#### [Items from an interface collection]
──────

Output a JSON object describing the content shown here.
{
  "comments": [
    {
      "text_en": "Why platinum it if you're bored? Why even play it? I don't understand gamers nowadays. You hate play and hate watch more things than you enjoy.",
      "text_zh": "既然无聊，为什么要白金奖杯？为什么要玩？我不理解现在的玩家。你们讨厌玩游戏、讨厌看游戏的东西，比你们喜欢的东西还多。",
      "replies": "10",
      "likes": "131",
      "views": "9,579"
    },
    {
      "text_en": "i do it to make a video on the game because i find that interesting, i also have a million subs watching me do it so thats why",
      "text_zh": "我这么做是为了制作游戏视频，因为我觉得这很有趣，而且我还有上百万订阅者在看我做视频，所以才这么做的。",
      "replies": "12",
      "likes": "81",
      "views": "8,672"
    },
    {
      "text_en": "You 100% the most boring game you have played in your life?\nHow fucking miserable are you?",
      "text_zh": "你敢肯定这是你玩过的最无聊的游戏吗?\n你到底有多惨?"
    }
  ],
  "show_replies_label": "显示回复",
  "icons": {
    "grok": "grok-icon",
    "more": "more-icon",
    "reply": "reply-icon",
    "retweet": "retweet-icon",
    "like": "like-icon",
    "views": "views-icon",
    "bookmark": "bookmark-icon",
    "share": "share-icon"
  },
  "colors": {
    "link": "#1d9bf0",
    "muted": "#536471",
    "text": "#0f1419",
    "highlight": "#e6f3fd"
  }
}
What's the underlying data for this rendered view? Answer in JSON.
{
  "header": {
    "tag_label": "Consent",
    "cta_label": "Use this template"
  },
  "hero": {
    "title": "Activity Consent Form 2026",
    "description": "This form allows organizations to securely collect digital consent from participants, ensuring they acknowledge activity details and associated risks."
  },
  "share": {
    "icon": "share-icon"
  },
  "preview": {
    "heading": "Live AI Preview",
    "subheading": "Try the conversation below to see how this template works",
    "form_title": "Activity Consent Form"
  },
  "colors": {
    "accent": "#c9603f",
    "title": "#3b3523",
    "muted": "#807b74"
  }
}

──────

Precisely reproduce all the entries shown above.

Output a JSON object describing the content shown here.
{
  "comments": [
    {
      "text_en": "Why platinum it if you're bored? Why even play it? I don't understand gamers nowadays. You hate play and hate watch more things than you enjoy.",
      "text_zh": "既然无聊，为什么要白金奖杯？为什么要玩？我不理解现在的玩家。你们讨厌玩游戏、讨厌看游戏的东西，比你们喜欢的东西还多。",
      "replies": "10",
      "likes": "131",
      "views": "9,579"
    },
    {
      "text_en": "i do it to make a video on the game because i find that interesting, i also have a million subs watching me do it so thats why",
      "text_zh": "我这么做是为了制作游戏视频，因为我觉得这很有趣，而且我还有上百万订阅者在看我做视频，所以才这么做的。",
      "replies": "12",
      "likes": "81",
      "views": "8,672"
    },
    {
      "text_en": "You 100% the most boring game you have played in your life?\nHow fucking miserable are you?",
      "text_zh": "你敢肯定这是你玩过的最无聊的游戏吗?\n你到底有多惨?"
    }
  ],
  "show_replies_label": "显示回复",
  "icons": {
    "grok": "grok-icon",
    "more": "more-icon",
    "reply": "reply-icon",
    "retweet": "retweet-icon",
    "like": "like-icon",
    "views": "views-icon",
    "bookmark": "bookmark-icon",
    "share": "share-icon"
  },
  "colors": {
    "link": "#1d9bf0",
    "muted": "#536471",
    "text": "#0f1419",
    "highlight": "#e6f3fd"
  }
}
What's the underlying data for this rendered view? Answer in JSON.
{
  "header": {
    "tag_label": "Consent",
    "cta_label": "Use this template"
  },
  "hero": {
    "title": "Activity Consent Form 2026",
    "description": "This form allows organizations to securely collect digital consent from participants, ensuring they acknowledge activity details and associated risks."
  },
  "share": {
    "icon": "share-icon"
  },
  "preview": {
    "heading": "Live AI Preview",
    "subheading": "Try the conversation below to see how this template works",
    "form_title": "Activity Consent Form"
  },
  "colors": {
    "accent": "#c9603f",
    "title": "#3b3523",
    "muted": "#807b74"
  }
}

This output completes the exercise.